Midsize DCs:

Midsize DC operations (250,000 sq. ft. and under with less than 40,000 cases pick/shipped per day) who typically offer a large range of general consumer goods, including a broad mix of unique product lines, all of which are available for next day shipment, have a different set of challenges.


To compete effectively against their larger counterparts, many midsize DCs are seeking ways to make their operations more flexible and agile in order to satisfy their customers’ demand for more customized order fulfillment services, including ecommerce and a host of specialized value added services. In addition, many are being required to provide promotional, rainbow, mixed case, and even store-ready and aisle specific palletized loads.


Typically, companies in this midsize range are invested in some level of material handling picking, sorting and WMS technology. For them the next step may be to deploy a Warehouse Control System (WCS). For more insight into how beneficial a WCS can be see - “Can a New Warehouse Control System Breathe Life into a Tired DC?”


Another major challenge for DCs in this midsize range is returns processing, also referred to as reverse logistics. How they handle returns can have a direct affect on customer satisfaction and bottom line performance. For this reason, many of these DCs, especially those with high-end and/or specialty products, outsource returns to companies who specialize in reverse logistics processes, see - “Technology Services Company Eases Reverse Logistics Woes of Large Manufacturers”. However, most take on the challenges associated with returns internally, usually at the risk of increasing operational complexity.

Large DCs: (over 40,000 case picks per day) are continually searching for ways to do more with less while lowering their per piece handling. DCs in this range are generally the result of consolidation of two or more smaller DCs.


Consolidation of multiple DCs, while cost effective from a management and facility utilization perspective, places more pressure on material handling equipment, controls, and software systems to handle multiple tasks in a high-volume environment. Filling orders placed through multiple sales channels (e.g., direct, Internet, catalog, distributors, retailers) keeps logistics executives seeking the most efficient order processing and throughput strategies.

For these high volume operations deploying the latest in material handling system technology is essential. They must give serious consideration to advances in Automated Case Picking (ACP) strategies such as those described in the Supply Chain Digest Report “Automated Case Picking 2009”. Where item picking is required, particular attention should be paid to the potential benefits of “Product-to-Picker” or “Put” systems. Additional information and system examples can be found in “Put Systems Provide A 3X Increase in Order Fulfillment”.

Final Thoughts

For far too many companies improving warehousing and distribution center processes remains a goal, not a reality. These companies appear to be sitting on the sidelines. While that is understandable given the current market uncertainties, over time it can lead to compliancy and even stagnation.
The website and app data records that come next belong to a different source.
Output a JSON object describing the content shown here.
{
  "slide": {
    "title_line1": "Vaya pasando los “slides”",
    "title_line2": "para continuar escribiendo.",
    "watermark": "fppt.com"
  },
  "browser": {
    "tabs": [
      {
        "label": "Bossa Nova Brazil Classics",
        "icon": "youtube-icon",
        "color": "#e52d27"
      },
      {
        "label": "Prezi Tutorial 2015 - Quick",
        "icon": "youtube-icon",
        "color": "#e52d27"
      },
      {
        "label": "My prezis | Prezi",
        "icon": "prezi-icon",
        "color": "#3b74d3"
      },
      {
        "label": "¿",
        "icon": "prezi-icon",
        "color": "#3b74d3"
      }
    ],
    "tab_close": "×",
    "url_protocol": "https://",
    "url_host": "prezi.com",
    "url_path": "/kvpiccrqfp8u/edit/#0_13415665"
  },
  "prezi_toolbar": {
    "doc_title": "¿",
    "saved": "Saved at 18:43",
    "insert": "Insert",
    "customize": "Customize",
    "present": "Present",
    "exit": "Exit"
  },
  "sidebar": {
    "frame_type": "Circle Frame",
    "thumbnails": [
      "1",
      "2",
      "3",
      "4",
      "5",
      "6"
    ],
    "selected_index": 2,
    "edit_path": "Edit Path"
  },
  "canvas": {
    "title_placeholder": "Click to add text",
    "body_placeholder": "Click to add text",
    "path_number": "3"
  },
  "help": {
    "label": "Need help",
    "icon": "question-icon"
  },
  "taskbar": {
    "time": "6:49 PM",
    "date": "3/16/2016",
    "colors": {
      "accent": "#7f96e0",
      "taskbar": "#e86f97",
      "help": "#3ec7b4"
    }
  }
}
Still, the interest in material handling automation, even among small DCs, is strong and growing. Companies that are still operating with “1970s push cart methods” understand that the time has come to upgrade. This is especially true for those companies who recognize the importance of ecommerce on their business, as they also recognize the role DC automation plays in their ability to provide the required quick response systems.


Recent Feedback

May I add automated document (packing slips, invoices, statements, shipping labels) dunnage/void-fill, weight checking & package dimensioning to the list of areas that should be considered within the distribution center to help fulfillment cycle reduction. The above automated systems will be on display @ ModEx 2012 in Atlanta, Feb 6-9.

Tom Napier
Sr. Account Manager
PSI Engineering
Jan, 31 2012